A joint campaign appearance of Obama and Clinton that was initially planned for soon after Clinton clinched the Democratic nomination was postponed after the mass shooting on June 12 at a gay nightclub in Orlando, Florida.

On Tuesday, Obama told the crowd in North Carolina that he saw during the 2008 primary race that Clinton was smart and prepared, and he said she had been involved in difficult decisions as secretary of state.

"There has never been any man or woman more qualified for this office than Hillary Clinton," Obama said.

Clinton hopes to reclaim North Carolina for Democrats in the Nov. 8 election. Obama won the state in the 2008 general election but lost it narrowly in 2012.

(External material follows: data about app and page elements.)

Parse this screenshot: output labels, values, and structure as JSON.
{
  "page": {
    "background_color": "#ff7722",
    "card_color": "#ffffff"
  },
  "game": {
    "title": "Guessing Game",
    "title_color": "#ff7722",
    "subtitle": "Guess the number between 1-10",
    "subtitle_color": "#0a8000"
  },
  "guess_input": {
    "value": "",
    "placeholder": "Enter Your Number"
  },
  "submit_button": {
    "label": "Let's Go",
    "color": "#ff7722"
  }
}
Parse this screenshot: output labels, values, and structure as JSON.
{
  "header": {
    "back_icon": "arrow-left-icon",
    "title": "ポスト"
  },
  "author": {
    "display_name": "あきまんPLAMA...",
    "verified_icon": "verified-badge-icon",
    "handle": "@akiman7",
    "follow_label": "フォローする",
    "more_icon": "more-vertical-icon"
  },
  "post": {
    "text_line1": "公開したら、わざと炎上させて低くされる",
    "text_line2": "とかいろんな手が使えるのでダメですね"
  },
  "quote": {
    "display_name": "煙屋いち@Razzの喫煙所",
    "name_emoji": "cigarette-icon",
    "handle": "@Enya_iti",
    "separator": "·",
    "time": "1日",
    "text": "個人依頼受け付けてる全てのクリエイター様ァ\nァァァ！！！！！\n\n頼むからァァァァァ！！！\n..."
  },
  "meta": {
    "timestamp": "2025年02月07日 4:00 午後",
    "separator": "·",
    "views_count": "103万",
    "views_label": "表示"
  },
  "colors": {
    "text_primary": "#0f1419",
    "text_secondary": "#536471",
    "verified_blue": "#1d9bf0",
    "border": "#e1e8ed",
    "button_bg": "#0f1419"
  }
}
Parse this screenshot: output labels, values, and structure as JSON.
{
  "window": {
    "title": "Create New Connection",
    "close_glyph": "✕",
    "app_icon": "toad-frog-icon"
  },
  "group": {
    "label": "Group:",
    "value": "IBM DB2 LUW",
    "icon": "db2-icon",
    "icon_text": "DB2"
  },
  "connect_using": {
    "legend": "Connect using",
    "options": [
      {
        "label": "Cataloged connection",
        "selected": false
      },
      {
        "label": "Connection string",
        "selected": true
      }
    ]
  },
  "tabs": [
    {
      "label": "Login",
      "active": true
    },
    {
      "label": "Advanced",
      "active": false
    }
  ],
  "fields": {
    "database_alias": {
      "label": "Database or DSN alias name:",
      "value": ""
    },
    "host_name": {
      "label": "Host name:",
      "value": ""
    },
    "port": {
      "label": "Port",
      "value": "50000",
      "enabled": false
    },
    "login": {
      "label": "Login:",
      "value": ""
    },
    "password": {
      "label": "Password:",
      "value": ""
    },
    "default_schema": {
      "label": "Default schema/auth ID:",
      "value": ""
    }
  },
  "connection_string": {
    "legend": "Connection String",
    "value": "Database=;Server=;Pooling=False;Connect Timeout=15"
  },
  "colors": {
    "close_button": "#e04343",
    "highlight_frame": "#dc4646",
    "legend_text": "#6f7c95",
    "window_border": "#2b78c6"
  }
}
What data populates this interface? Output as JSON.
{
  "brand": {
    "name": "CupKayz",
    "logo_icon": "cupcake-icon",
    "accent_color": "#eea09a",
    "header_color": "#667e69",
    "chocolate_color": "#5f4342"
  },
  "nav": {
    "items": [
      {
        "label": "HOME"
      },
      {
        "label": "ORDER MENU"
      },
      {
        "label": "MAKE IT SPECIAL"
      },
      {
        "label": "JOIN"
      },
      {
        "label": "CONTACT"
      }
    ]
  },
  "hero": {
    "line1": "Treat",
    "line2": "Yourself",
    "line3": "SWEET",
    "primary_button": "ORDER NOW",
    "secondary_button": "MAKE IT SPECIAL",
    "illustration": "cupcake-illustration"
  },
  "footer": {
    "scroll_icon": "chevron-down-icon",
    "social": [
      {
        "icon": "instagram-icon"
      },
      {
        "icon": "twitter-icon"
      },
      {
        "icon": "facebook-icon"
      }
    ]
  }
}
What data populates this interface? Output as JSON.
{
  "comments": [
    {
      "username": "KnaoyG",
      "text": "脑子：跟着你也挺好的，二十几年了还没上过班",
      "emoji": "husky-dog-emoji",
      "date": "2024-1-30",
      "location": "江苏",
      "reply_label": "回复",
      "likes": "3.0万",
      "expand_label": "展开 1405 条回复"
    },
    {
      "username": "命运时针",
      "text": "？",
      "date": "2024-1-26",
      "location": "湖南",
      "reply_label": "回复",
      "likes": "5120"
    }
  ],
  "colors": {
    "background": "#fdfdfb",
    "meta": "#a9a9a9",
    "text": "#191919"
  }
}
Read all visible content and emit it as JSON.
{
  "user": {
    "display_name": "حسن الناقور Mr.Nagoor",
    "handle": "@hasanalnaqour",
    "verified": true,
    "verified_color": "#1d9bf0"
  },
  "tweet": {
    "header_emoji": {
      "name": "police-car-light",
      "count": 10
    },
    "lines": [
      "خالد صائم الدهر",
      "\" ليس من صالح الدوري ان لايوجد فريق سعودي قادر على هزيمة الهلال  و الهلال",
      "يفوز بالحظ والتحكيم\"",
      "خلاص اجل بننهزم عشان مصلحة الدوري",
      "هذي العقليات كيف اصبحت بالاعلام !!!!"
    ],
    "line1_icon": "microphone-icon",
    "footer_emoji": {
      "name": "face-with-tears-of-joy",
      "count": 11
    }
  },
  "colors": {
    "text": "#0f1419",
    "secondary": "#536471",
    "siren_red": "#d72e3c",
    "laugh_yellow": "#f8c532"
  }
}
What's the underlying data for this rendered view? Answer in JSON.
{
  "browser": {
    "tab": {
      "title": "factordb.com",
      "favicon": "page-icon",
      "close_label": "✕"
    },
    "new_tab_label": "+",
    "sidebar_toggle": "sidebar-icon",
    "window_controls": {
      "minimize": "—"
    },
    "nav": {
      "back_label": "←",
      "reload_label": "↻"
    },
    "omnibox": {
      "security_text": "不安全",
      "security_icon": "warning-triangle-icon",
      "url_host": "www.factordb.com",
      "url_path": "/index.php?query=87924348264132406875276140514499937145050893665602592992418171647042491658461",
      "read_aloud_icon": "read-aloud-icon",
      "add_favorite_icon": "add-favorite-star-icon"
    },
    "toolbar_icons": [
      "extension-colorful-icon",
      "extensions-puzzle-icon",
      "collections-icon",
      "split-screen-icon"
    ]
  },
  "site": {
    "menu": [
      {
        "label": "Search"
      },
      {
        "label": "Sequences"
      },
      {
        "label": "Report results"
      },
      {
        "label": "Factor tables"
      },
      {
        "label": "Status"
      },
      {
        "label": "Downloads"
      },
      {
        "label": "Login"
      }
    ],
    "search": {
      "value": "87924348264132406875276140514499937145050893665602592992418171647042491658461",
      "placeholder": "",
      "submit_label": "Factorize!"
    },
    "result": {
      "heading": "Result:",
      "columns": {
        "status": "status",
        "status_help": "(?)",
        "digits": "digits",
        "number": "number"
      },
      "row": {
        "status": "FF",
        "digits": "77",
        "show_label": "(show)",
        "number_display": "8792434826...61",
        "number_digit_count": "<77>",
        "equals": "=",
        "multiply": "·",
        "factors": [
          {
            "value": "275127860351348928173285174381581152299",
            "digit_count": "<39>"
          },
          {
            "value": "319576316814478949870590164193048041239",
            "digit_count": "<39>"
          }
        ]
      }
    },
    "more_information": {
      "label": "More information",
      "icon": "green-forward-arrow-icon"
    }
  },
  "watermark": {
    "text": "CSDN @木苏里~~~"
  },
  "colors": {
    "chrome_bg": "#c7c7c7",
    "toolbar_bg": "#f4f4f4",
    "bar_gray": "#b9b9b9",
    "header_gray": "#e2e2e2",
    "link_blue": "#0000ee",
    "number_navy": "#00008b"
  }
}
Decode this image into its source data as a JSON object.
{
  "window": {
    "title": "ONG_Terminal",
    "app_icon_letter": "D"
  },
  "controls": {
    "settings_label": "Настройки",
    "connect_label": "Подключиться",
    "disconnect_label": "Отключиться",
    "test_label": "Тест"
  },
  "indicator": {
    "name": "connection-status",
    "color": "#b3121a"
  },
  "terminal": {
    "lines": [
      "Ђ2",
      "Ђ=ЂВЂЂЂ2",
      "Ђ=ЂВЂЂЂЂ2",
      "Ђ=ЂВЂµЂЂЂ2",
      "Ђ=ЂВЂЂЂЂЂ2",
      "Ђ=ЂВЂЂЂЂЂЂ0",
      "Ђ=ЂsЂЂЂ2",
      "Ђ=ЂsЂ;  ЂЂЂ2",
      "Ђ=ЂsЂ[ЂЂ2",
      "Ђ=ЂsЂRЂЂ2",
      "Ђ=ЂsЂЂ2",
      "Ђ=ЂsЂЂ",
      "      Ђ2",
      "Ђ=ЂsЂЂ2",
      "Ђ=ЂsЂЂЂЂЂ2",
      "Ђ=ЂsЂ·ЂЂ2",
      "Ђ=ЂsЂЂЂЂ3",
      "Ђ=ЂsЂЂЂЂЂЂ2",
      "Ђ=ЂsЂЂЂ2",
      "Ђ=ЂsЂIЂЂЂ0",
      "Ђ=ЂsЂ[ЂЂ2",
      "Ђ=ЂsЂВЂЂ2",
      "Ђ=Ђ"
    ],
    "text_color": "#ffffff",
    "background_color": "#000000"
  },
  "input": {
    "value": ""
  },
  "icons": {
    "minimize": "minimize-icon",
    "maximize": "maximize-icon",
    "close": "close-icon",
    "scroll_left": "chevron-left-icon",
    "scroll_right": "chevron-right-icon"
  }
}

Obama's first campaign appearance with the former first lady will close a circle on a relationship that started cordially when the two were colleagues in the U.S. Senate, grew tense when they were rivals in the 2008 race, and became close when Clinton served in Obama's cabinet during his first term.

Clinton and her family have played a role in Obama's elections. Clinton and Obama appeared together in Unity, New Hampshire, following their divisive primary fight in 2008, and Clinton's husband, former President Bill Clinton, gave a well-received speech at the 2012 Democratic convention.

Obama has focused on what he touts as Clinton's strength of character, in hopes of shoring up support among voters who find her untrustworthy, a weakness Trump has sought to exploit.

Clinton needs Obama to woo young and left-leaning voters who backed Sanders and who made up part of the president's voting coalition in 2008 and 2012. Clinton has also campaigned with high-profile liberal U.S. Senator Elizabeth Warren, and she will appear later this week with Vice President Joe Biden.

Clinton and Obama traveled to North Carolina on the presidential plane Air Force One, which Trump said was a burden on taxpayers. A Clinton spokesman said the campaign would cover its portion of the travel costs.

 

(Reporting by Jeff Mason; Aadditional reporting by Emily Stephenson and Ayesha Rascoe in Washington; Editing by Jonathan Oatis and Leslie Adler)